Try it: If a record holds a picture, leave the picture out and print everything else exactly.

Data provided:

■ ■ ■ ■ ■

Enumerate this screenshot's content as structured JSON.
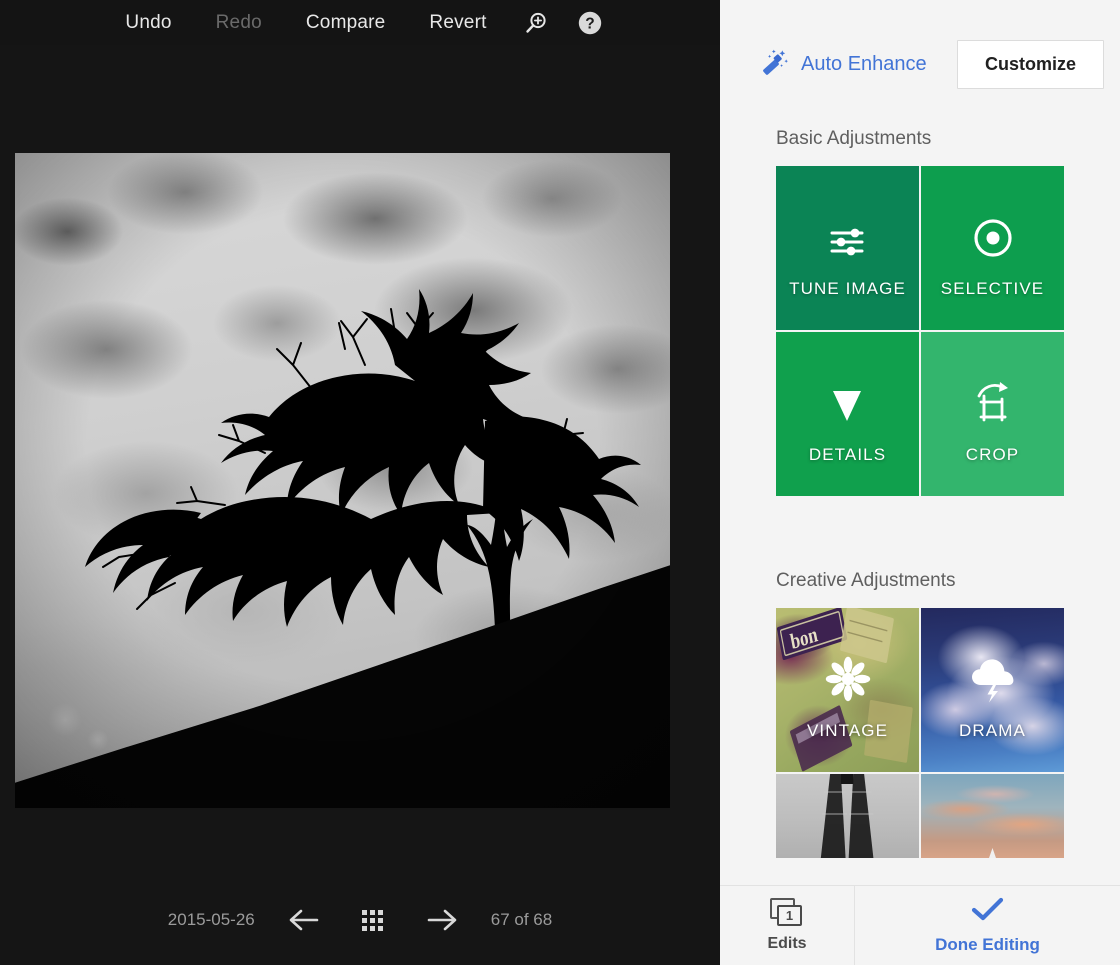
{
  "toolbar": {
    "undo": "Undo",
    "redo": "Redo",
    "compare": "Compare",
    "revert": "Revert",
    "zoom_icon": "zoom-in-icon",
    "help_icon": "help-icon"
  },
  "viewer": {
    "photo_alt": "black-and-white silhouette of a windswept tree on a hillside",
    "date": "2015-05-26",
    "prev_icon": "arrow-left-icon",
    "grid_icon": "grid-view-icon",
    "next_icon": "arrow-right-icon",
    "counter": "67 of 68"
  },
  "panel": {
    "auto_enhance": "Auto Enhance",
    "auto_enhance_icon": "magic-wand-icon",
    "customize": "Customize",
    "basic_title": "Basic Adjustments",
    "creative_title": "Creative Adjustments",
    "basic_tiles": [
      {
        "label": "TUNE IMAGE",
        "icon": "sliders-icon",
        "color": "#0b8455"
      },
      {
        "label": "SELECTIVE",
        "icon": "target-dot-icon",
        "color": "#0d9e4e"
      },
      {
        "label": "DETAILS",
        "icon": "triangle-down-icon",
        "color": "#10a04d"
      },
      {
        "label": "CROP",
        "icon": "crop-rotate-icon",
        "color": "#33b56d"
      }
    ],
    "creative_tiles": [
      {
        "label": "VINTAGE",
        "icon": "flower-icon"
      },
      {
        "label": "DRAMA",
        "icon": "storm-cloud-icon"
      },
      {
        "label": "",
        "icon": ""
      },
      {
        "label": "",
        "icon": ""
      }
    ]
  },
  "bottombar": {
    "edits_label": "Edits",
    "edits_count": "1",
    "edits_icon": "layers-icon",
    "done_label": "Done Editing",
    "done_icon": "checkmark-icon"
  },
  "colors": {
    "accent_blue": "#4274d6",
    "panel_bg": "#f4f4f4",
    "viewer_bg": "#151515"
  }
}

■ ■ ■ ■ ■

Reply to the task:
Enumerate this screenshot's content as structured JSON.
{
  "toolbar": {
    "undo": "Undo",
    "redo": "Redo",
    "compare": "Compare",
    "revert": "Revert",
    "zoom_icon": "zoom-in-icon",
    "help_icon": "help-icon"
  },
  "viewer": {
    "photo_alt": "black-and-white silhouette of a windswept tree on a hillside",
    "date": "2015-05-26",
    "prev_icon": "arrow-left-icon",
    "grid_icon": "grid-view-icon",
    "next_icon": "arrow-right-icon",
    "counter": "67 of 68"
  },
  "panel": {
    "auto_enhance": "Auto Enhance",
    "auto_enhance_icon": "magic-wand-icon",
    "customize": "Customize",
    "basic_title": "Basic Adjustments",
    "creative_title": "Creative Adjustments",
    "basic_tiles": [
      {
        "label": "TUNE IMAGE",
        "icon": "sliders-icon",
        "color": "#0b8455"
      },
      {
        "label": "SELECTIVE",
        "icon": "target-dot-icon",
        "color": "#0d9e4e"
      },
      {
        "label": "DETAILS",
        "icon": "triangle-down-icon",
        "color": "#10a04d"
      },
      {
        "label": "CROP",
        "icon": "crop-rotate-icon",
        "color": "#33b56d"
      }
    ],
    "creative_tiles": [
      {
        "label": "VINTAGE",
        "icon": "flower-icon"
      },
      {
        "label": "DRAMA",
        "icon": "storm-cloud-icon"
      },
      {
        "label": "",
        "icon": ""
      },
      {
        "label": "",
        "icon": ""
      }
    ]
  },
  "bottombar": {
    "edits_label": "Edits",
    "edits_count": "1",
    "edits_icon": "layers-icon",
    "done_label": "Done Editing",
    "done_icon": "checkmark-icon"
  },
  "colors": {
    "accent_blue": "#4274d6",
    "panel_bg": "#f4f4f4",
    "viewer_bg": "#151515"
  }
}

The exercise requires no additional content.